> Task prompt
From the entries below, copy every line that has the word "yours".

##############################

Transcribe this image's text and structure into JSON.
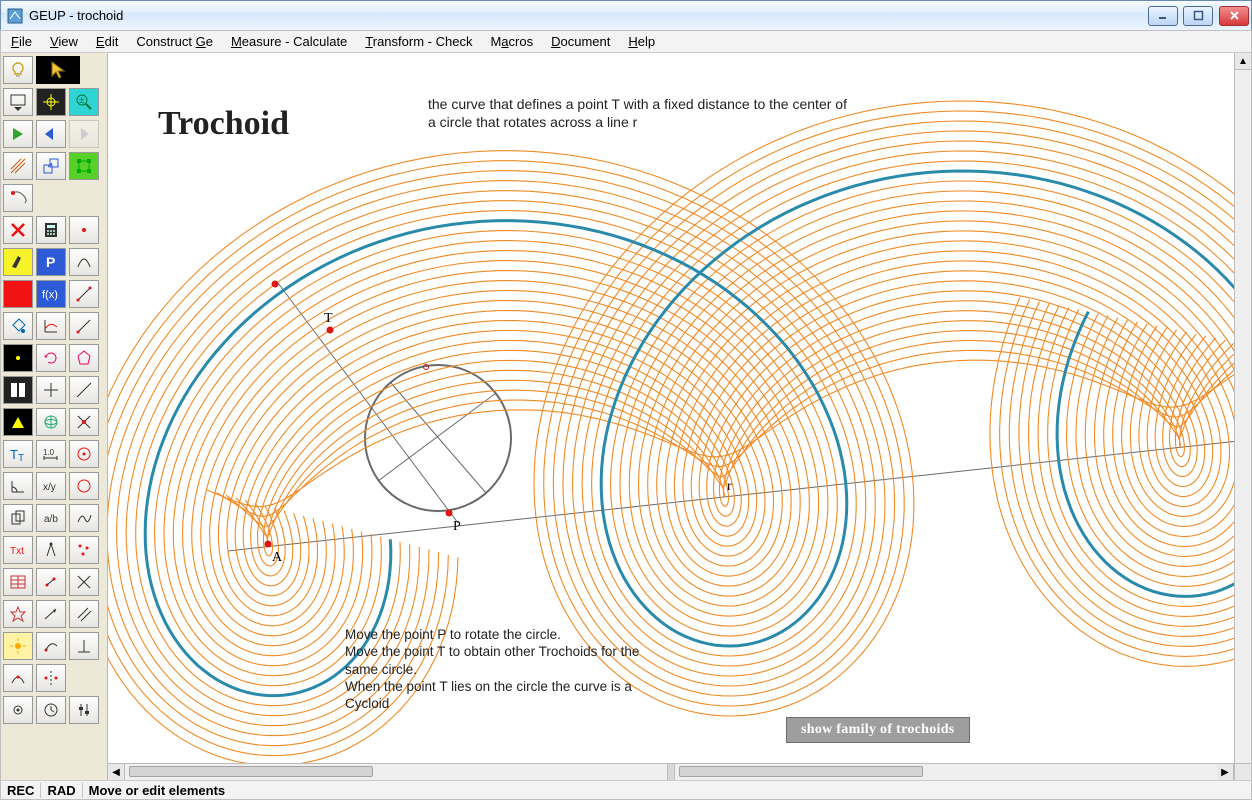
{
  "title": "GEUP - trochoid",
  "menu": [
    "File",
    "View",
    "Edit",
    "Construct Ge",
    "Measure - Calculate",
    "Transform - Check",
    "Macros",
    "Document",
    "Help"
  ],
  "menu_accel": [
    "F",
    "V",
    "E",
    "G",
    "M",
    "T",
    "a",
    "D",
    "H"
  ],
  "canvas": {
    "title": "Trochoid",
    "description": "the curve that defines a point T with a fixed distance to the center of a circle that rotates across a line r",
    "help1": "Move the point P to rotate the circle.",
    "help2": "Move the point T to obtain other Trochoids for the same circle.",
    "help3": "When the point T lies on the circle the curve is a Cycloid",
    "labels": {
      "T": "T",
      "A": "A",
      "P": "P",
      "r": "r"
    },
    "button": "show family of trochoids"
  },
  "colors": {
    "orange": "#f08a24",
    "blue": "#2a8aa9",
    "gray": "#6a6a6a",
    "pointRed": "#e11313"
  },
  "status": {
    "rec": "REC",
    "rad": "RAD",
    "hint": "Move or edit elements"
  }
}
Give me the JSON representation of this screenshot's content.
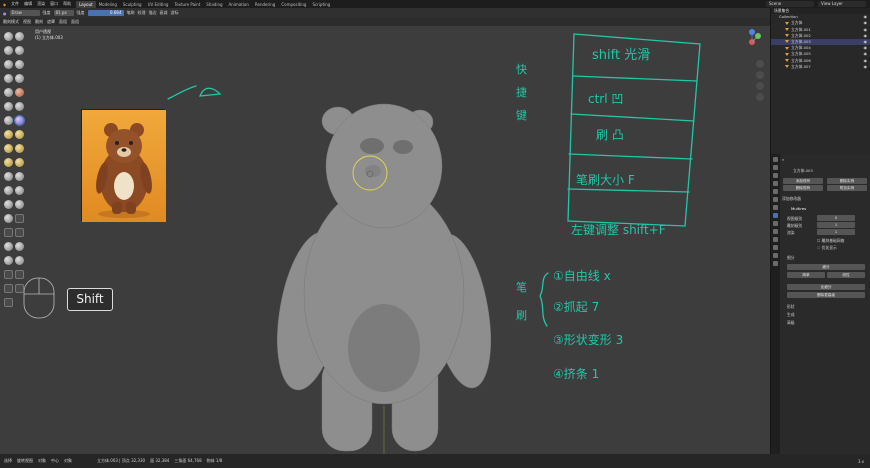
{
  "menu": {
    "items": [
      "文件",
      "编辑",
      "渲染",
      "窗口",
      "帮助"
    ],
    "workspaces": [
      "Layout",
      "Modeling",
      "Sculpting",
      "UV Editing",
      "Texture Paint",
      "Shading",
      "Animation",
      "Rendering",
      "Compositing",
      "Scripting"
    ],
    "active_workspace": "Layout",
    "scene_label": "Scene",
    "view_layer_label": "View Layer"
  },
  "toolbar": {
    "brush_name": "Draw",
    "strength_label": "强度",
    "radius_value": "81 px",
    "radius_label": "强度",
    "strength_value": "0.664",
    "menus": [
      "笔刷",
      "纹理",
      "描边",
      "衰减",
      "游标"
    ]
  },
  "header2": {
    "mode": "雕刻模式",
    "menus": [
      "视图",
      "雕刻",
      "遮罩",
      "面组",
      "面组"
    ]
  },
  "viewport": {
    "view_name": "用户透视",
    "object_name": "(1) 立方体.003"
  },
  "overlay_key": "Shift",
  "handwriting": {
    "left_vertical": "快 捷 键",
    "table": [
      "shift 光滑",
      "ctrl 凹",
      "刷 凸",
      "笔刷大小 F",
      "左键调整 shift+F"
    ],
    "brush_label": "笔 刷",
    "list": [
      "①自由线 x",
      "②抓起 7",
      "③形状变形 3",
      "④挤条 1"
    ]
  },
  "outliner": {
    "header": "场景集合",
    "collection": "Collection",
    "rows": [
      "立方体",
      "立方体.001",
      "立方体.002",
      "立方体.003",
      "立方体.004",
      "立方体.005",
      "立方体.006",
      "立方体.007"
    ],
    "selected_index": 3
  },
  "properties": {
    "object": "立方体.003",
    "buttons_top": [
      "添加现有",
      "删除实例",
      "删除现有",
      "附加实例"
    ],
    "modifier_add_label": "添加修改器",
    "modifier_name": "Multires",
    "fields": [
      {
        "label": "视图级别",
        "value": "0"
      },
      {
        "label": "雕刻级别",
        "value": "1"
      },
      {
        "label": "渲染",
        "value": "1"
      }
    ],
    "checkboxes": [
      "雕刻基础网格",
      "优化显示"
    ],
    "section_subdiv": "细分",
    "subdiv_buttons": [
      "细分",
      "简单",
      "线性"
    ],
    "buttons_bottom": [
      "反细分",
      "删除更高级"
    ],
    "sections": [
      "形状",
      "生成",
      "高级"
    ]
  },
  "status": {
    "items": [
      "选择",
      "旋转视图",
      "对象",
      "中心",
      "对象",
      "立方体.003 | 顶点 32,330",
      "面 32,384",
      "三角面 64,768",
      "物体 1/8"
    ],
    "version": "3.x"
  },
  "colors": {
    "background": "#3d3d3d",
    "handwriting": "#22c7a9",
    "selection": "#4772b3",
    "brush_circle": "#e8d84a"
  }
}
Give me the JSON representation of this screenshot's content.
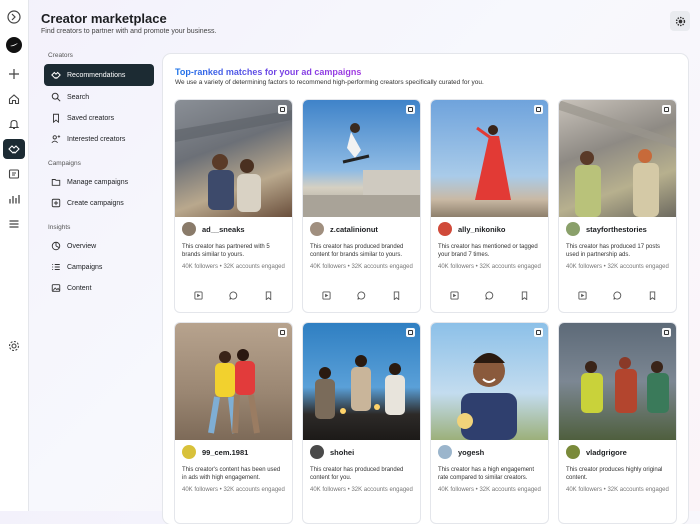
{
  "header": {
    "title": "Creator marketplace",
    "subtitle": "Find creators to partner with and promote your business."
  },
  "rail": {
    "icons": [
      "logo-icon",
      "brand-icon",
      "plus-icon",
      "home-icon",
      "bell-icon",
      "handshake-icon",
      "ads-icon",
      "chart-icon",
      "menu-icon",
      "settings-icon"
    ]
  },
  "nav": {
    "creators_label": "Creators",
    "campaigns_label": "Campaigns",
    "insights_label": "Insights",
    "items": {
      "recommendations": "Recommendations",
      "search": "Search",
      "saved": "Saved creators",
      "interested": "Interested creators",
      "manage": "Manage campaigns",
      "create": "Create campaigns",
      "overview": "Overview",
      "campaigns": "Campaigns",
      "content": "Content"
    }
  },
  "main": {
    "title": "Top-ranked matches for your ad campaigns",
    "subtitle": "We use a variety of determining factors to recommend high-performing creators specifically curated for you."
  },
  "accent_color": "#7b3fe4",
  "creators": [
    {
      "handle": "ad__sneaks",
      "desc": "This creator has partnered with 5 brands similar to yours.",
      "stats": "40K followers • 32K accounts engaged"
    },
    {
      "handle": "z.catalinionut",
      "desc": "This creator has produced branded content for brands similar to yours.",
      "stats": "40K followers • 32K accounts engaged"
    },
    {
      "handle": "ally_nikoniko",
      "desc": "This creator has mentioned or tagged your brand 7 times.",
      "stats": "40K followers • 32K accounts engaged"
    },
    {
      "handle": "stayforthestories",
      "desc": "This creator has produced 17 posts used in partnership ads.",
      "stats": "40K followers • 32K accounts engaged"
    },
    {
      "handle": "99_cem.1981",
      "desc": "This creator's content has been used in ads with high engagement.",
      "stats": "40K followers • 32K accounts engaged"
    },
    {
      "handle": "shohei",
      "desc": "This creator has produced branded content for you.",
      "stats": "40K followers • 32K accounts engaged"
    },
    {
      "handle": "yogesh",
      "desc": "This creator has a high engagement rate compared to similar creators.",
      "stats": "40K followers • 32K accounts engaged"
    },
    {
      "handle": "vladgrigore",
      "desc": "This creator produces highly original content.",
      "stats": "40K followers • 32K accounts engaged"
    }
  ]
}
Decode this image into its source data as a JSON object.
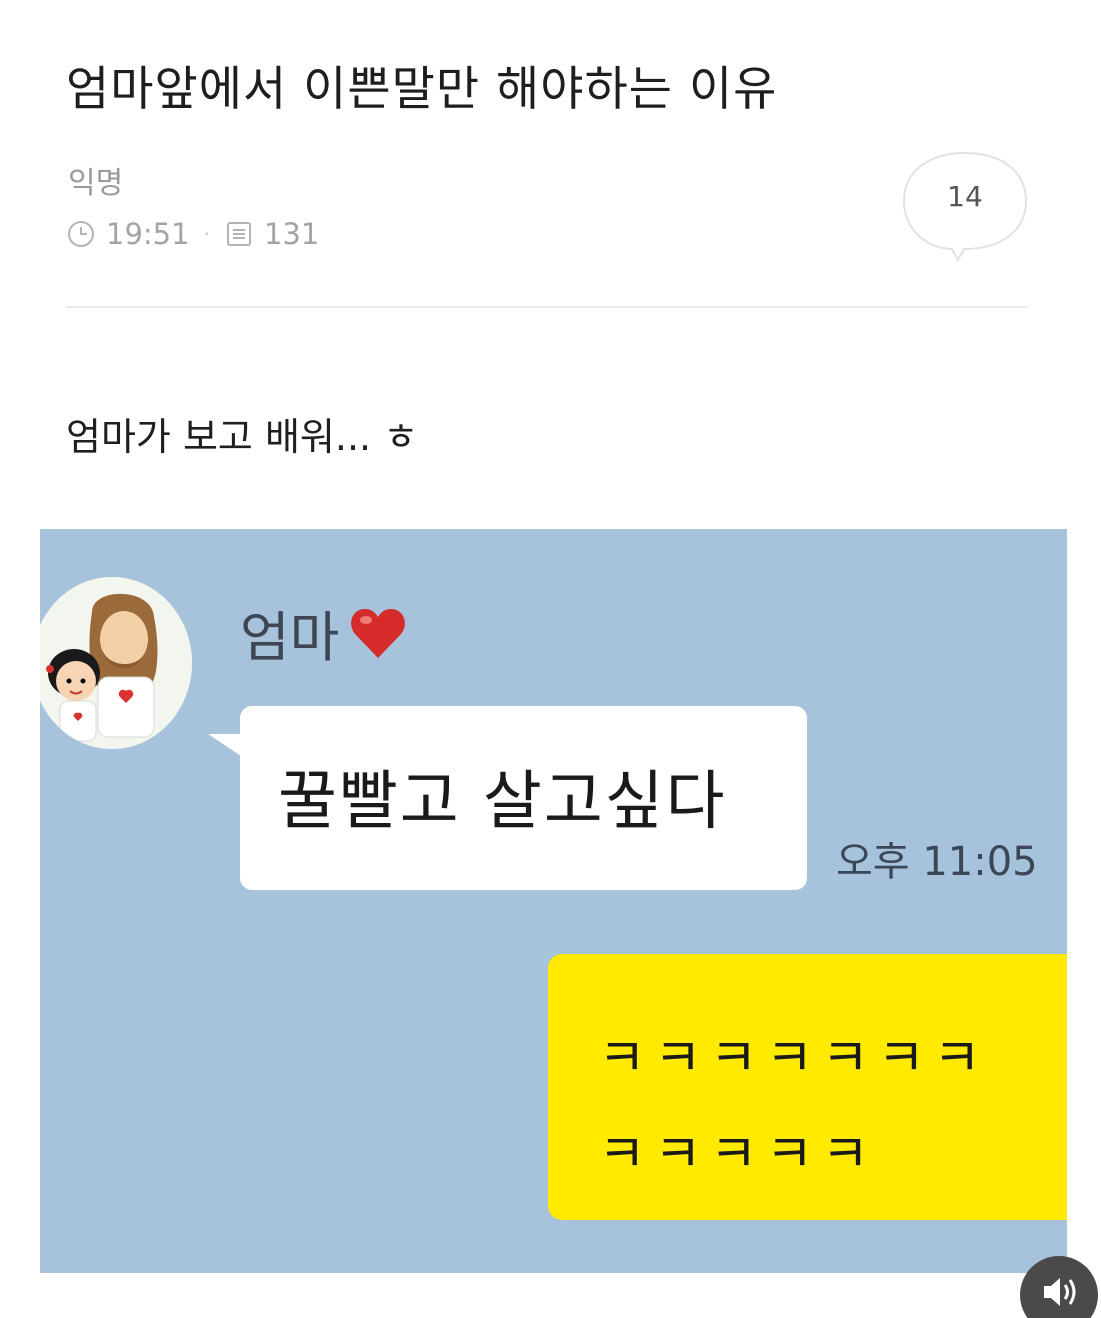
{
  "post": {
    "title": "엄마앞에서 이쁜말만 해야하는 이유",
    "author": "익명",
    "time": "19:51",
    "views": "131",
    "comment_count": "14",
    "body": "엄마가 보고 배워... ㅎ"
  },
  "chat": {
    "sender_name": "엄마",
    "incoming_message": "꿀빨고 살고싶다",
    "incoming_time": "오후 11:05",
    "outgoing_line_1": "ㅋㅋㅋㅋㅋㅋㅋ",
    "outgoing_line_2": "ㅋㅋㅋㅋㅋ",
    "background_color": "#a7c3dc",
    "outgoing_bubble_color": "#ffea00",
    "incoming_bubble_color": "#ffffff"
  },
  "icons": {
    "clock": "clock-icon",
    "views": "document-icon",
    "comment": "speech-bubble-icon",
    "heart": "heart-icon",
    "sound": "speaker-icon"
  }
}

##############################

> Result of this exercise
      "desc": "This creator has partnered with 5 brands similar to yours.",
      "desc": "This creator has produced branded content for brands similar to yours.",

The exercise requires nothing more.